Saturday, September 29, 2012

Languages In South Africa

South Africa is perhaps one of the most linguistically diverse countries in the world. The African continent has a huge number of languages, actually...

South Africa has 11 official languages. The five most common languages feature in the national anthem (having a stanza each), likely making it one of the hardest anthems to learn. However, it was a welcome change to hear it at the Olympics instead of The Star Spangled Banner or March of the Volunteers, the anthems of the USA and China respectively.

If we steer clear of some of the cultural issues that have plagued South Africa over the years and concentrate solely on language we find ourselves in a true linguistic melting pot. In that respect, the country earns itself the title of the Rainbow Nation, which was coined by none other than The Lingua File's favourite South African Archbishop, Desmond Tutu.

South Africa's flag, adopted in 1994, is apparently symbolic of something.

The official languages of South Africa are Afrikaans, English, Ndebele, Northern Sotho, Sotho, Swazi, Tswana, Tsonga, Venda, Xhosa and Zulu. Afrikaans and English are Germanic languages, while the other nine are Bantu languages.

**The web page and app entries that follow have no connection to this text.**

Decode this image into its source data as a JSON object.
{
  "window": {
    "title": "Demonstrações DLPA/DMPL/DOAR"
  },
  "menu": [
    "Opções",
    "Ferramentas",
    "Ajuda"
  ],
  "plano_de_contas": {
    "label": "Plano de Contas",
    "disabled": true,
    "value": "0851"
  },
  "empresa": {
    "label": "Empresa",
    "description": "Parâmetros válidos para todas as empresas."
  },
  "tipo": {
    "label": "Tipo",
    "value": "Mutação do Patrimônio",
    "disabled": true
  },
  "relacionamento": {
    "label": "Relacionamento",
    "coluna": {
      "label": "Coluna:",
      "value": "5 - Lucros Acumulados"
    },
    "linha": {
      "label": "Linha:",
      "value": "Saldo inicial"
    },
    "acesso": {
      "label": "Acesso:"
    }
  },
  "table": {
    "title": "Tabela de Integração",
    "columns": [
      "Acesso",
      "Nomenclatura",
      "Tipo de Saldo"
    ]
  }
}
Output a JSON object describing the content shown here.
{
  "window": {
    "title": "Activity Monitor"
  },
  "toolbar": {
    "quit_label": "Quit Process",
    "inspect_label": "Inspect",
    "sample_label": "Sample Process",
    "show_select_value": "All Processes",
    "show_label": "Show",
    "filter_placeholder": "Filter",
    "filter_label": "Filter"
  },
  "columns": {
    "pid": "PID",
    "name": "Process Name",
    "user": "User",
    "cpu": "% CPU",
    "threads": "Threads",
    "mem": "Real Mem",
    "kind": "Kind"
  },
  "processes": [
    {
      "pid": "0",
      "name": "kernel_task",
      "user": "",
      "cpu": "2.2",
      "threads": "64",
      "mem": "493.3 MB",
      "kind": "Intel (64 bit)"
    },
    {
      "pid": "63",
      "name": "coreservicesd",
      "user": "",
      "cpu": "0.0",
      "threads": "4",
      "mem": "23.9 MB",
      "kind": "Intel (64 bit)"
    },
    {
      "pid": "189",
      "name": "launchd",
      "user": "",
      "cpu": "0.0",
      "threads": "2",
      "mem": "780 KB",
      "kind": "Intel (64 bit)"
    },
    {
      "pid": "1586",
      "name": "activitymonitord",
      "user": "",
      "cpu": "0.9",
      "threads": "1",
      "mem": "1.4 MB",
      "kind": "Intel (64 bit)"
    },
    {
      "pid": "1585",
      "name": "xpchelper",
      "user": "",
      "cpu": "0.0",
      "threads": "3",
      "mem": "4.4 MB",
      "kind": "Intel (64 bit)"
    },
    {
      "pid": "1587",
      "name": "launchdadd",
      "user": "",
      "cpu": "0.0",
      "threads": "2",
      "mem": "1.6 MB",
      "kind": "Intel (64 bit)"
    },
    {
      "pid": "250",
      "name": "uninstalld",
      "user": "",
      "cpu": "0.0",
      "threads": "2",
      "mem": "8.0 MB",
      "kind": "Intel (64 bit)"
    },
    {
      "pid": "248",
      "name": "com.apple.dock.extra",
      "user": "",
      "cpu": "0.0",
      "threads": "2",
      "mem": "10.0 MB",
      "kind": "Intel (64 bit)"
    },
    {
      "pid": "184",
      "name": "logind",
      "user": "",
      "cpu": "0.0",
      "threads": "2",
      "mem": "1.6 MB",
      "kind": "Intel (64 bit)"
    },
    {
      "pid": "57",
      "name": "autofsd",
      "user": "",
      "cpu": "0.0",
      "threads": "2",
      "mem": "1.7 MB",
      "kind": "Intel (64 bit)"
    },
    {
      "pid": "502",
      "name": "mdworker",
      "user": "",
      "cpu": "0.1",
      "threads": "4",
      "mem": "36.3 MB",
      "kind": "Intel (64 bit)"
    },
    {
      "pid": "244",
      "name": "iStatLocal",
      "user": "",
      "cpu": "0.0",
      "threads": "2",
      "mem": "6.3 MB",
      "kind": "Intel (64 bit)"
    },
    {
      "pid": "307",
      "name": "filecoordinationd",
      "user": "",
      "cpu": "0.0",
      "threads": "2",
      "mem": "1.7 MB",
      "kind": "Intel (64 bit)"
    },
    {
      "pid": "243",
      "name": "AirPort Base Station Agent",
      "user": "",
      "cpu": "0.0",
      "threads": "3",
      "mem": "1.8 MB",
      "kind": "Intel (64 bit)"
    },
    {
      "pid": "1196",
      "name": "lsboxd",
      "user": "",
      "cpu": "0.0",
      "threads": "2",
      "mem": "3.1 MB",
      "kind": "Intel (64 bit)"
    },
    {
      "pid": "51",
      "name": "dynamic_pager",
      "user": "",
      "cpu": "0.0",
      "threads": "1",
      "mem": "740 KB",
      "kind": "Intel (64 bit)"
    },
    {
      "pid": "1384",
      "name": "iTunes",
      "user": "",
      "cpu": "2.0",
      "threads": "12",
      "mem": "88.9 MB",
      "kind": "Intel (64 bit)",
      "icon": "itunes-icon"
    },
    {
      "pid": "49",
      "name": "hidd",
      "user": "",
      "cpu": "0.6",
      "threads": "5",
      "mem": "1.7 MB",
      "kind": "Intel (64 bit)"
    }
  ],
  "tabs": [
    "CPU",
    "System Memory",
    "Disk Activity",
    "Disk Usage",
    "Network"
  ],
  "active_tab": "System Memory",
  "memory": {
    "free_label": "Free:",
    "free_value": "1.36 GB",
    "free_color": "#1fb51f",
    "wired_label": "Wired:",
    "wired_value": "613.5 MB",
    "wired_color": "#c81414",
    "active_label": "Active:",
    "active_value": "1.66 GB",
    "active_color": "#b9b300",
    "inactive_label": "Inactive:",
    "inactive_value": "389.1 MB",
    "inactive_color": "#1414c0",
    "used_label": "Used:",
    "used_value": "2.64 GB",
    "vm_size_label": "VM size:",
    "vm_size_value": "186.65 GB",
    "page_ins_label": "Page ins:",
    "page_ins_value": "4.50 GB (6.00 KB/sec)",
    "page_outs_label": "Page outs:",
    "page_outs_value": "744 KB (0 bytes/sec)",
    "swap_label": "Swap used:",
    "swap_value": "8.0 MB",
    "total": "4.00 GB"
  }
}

The "Rainbow Nation" in glorious linguistic technicolour.

The languages of South Africa have fairly distinct geographic areas in which they are used. From a European point of view it's not uncommon to expect this amount of linguistic diversity across such distances, but you have to consider that this is one country.

No comments:

Post a Comment